How you approach each shot will depend on the subject matter, but I will run through how the office building shot that accompanies part 1
of this piece was taken. Taking several frames to get one image may seem tedious, but it can be achieved very quickly. When shooting the office building I was standing in the road (there was no footpath on that side) and was keen to get out of the way as soon as possible. I had set up the camera and taken the four shots required in less time that it would have taken to get the Sinar 5x4 out of it's case.
The tripod was set up, and the head levelled. The camera was set in portrait format (RRS or Kirk "L" brackets are a nice refinement here). As already mentioned, the lens has no connection with the camera, so aperture settings are made on the lens (nor is any EXIF data recorded for this lens). The camera doesn't even know that there is a lens attached. It only knows how much light is recorded by the meter. The aperture was opened up for focussing and to give a brighter image in the viewfinder. The exposure mode was set to "manual" which is where it normally is anyway on my camera.
Full upward shift of 11mm was applied to the adaptor (lets call it "back shift") Then full shift of 12mm was also applied to the lens (for the purposes now called "front shift"). All movements on the lens are independently rotatable, so the front shift direction could be changed to give four different images (top left, top right, bottom right and bottom left) that together would make one larger image. Before taking the shot I checked that at the four rotation positions I wanted to use I could see all of the building that I wanted to include. The aperture was then set as required for the correct exposure and depth of field and four shots taken (using an electronic shutter release - but self timer would do). The resulting image is similar to one taken with a much wider angle lens with a much higher resolution camera with 11mm of upward shift applied.
That's it. I got off the road and packed away. The images were converted from RAW in DXO (with any auto settings being overridden) and put together in Photoshop. I tried Photomerge in Photoshop CS3 (under the "File - Automate" menu) and although it is now much better than previous versions, I still found some inaccuracies. It was easier to do it myself. Some of the bottom of the image was then cropped off as I didn't feel the need to see so much tarmac.
Limitations: Limited to stationary subjects - beware trees on windy days. Best with full frame cameras, as you can get access to more of the lens' image circle. Also, judging tilt movements on smaller viewfinders is not easy. Even with the reasonably large and bright finder on an EOS 5D critical focusing and application of tilt movements is hard to judge (I once worked with a photographer who shot on 10"x 8" rather than 5"x 4" purely because he preferred using the larger ground glass screen). Canon's cropped frame cameras are not noted for bright viewfinders. I'm not sure how Nikon viewfinders compare, but I gather that they may be a bit brighter.
Non-limitations: Surprisingly, the lens works quite well hand-held. Using tilt hand-held is good fun, rather like (and at the same time totally different from) using a Lensbaby 3G. Try doing multi-frame stitching with a Lensbaby.
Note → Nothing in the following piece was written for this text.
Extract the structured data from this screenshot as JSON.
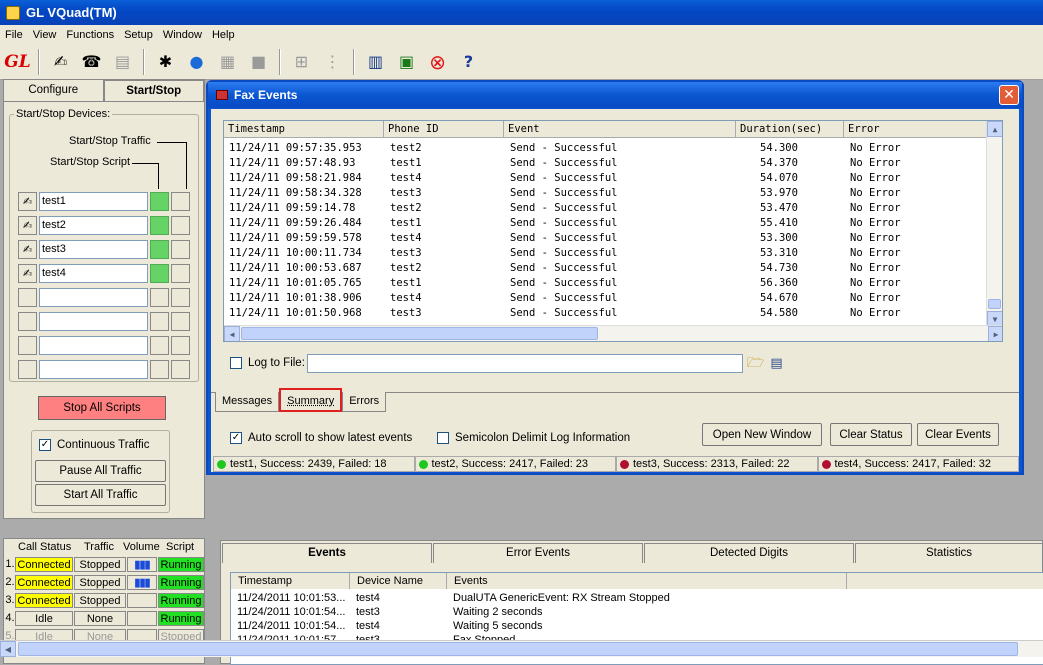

A separate piece will be put up soon dealing with overcoming the problems of internal reflections. There will be a before and after example to show the extent of the initial problem of light reflecting between the sensor and the adaptor.Part 1Part 3